Liza Sokolovskaya is a Brooklyn based painter and printmaker. She was born on a hot summer day in Tashkent only to end up in cold and snowy Montreal almost a decade later. Nowadays you can find her in her shared studio in Sunset Park, making a mess while her studio mate isn’t looking.
She received her BFA from Concordia University and her MFA from the New York Academy of Art.
She works with oil, watercolor, pastels, acrylic and has taken up weaving in order to satisfy her curiosity and love for materials. Her interest in understanding these materials guide her art making which is full of trial and error.
My practice revolves around questions of the self. In my mind the world and people around me have defined roles, forms, qualities. I, on the other hand, feel amorphous and undefined. Nothing seems to be set in stone with me, not my moods, not my desires, not my feelings, not even my face and body. They change by the minute. I feel like the shaky line of an old school animation, like the blurry shape behind a matte window.

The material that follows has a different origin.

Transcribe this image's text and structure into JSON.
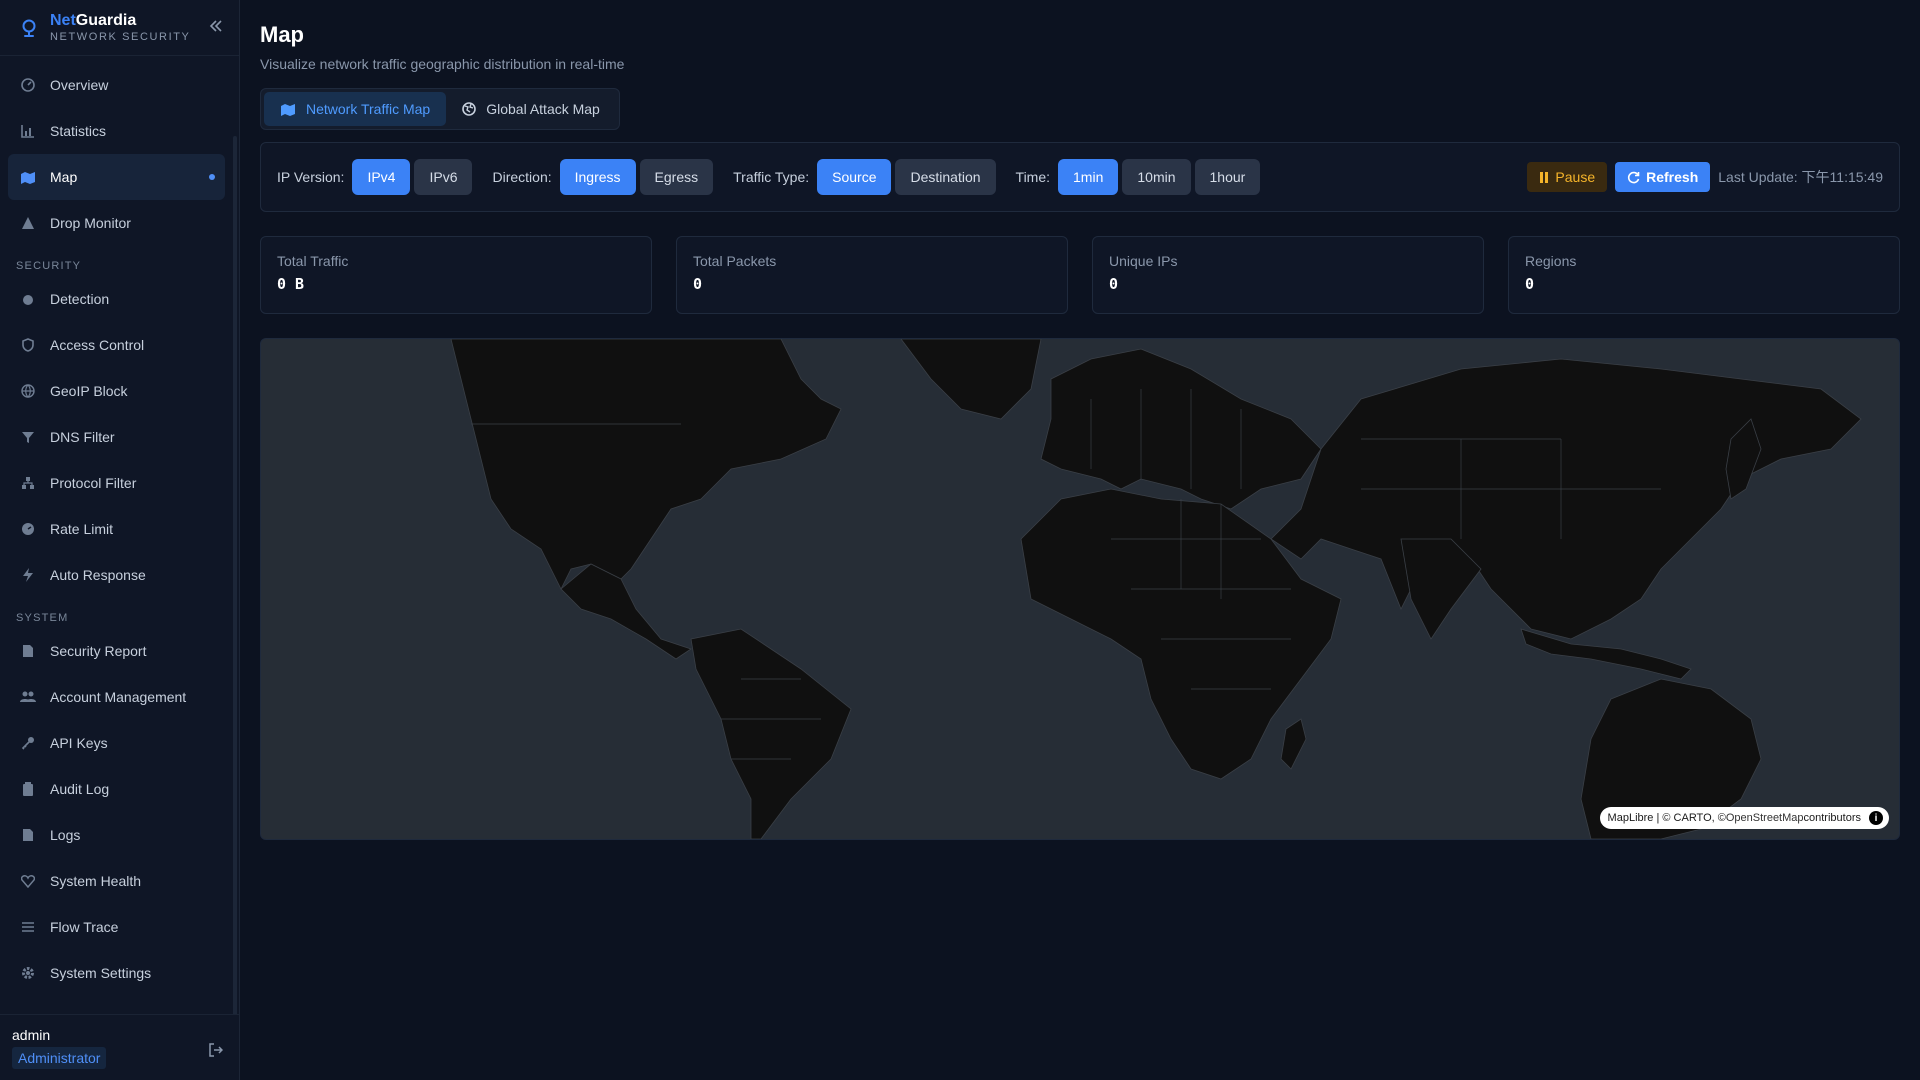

Making art allows me to freeze a moment in time, focus on it. Suddenly I gain definition, and my edges become sharp. This is one mood, that is one feeling, there is one need.
The limitations of painting make me anxious. How can an all encompassing creature be translated in one medium. Within me lives a multitude of other beings, bacteria, viruses, mites, thoughts of my mother, moods of my father, little Liza and old Liza. They make me but neither are the current me. They all need a different medium to live outside this body, be seen outside this body.
I weave my flesh, embroider my skin, paint my moods, draw my faces. All that to extract the facets that are inside and have them visible. Speaking in their mother tongue of string, beads, pastels and acrylic skins.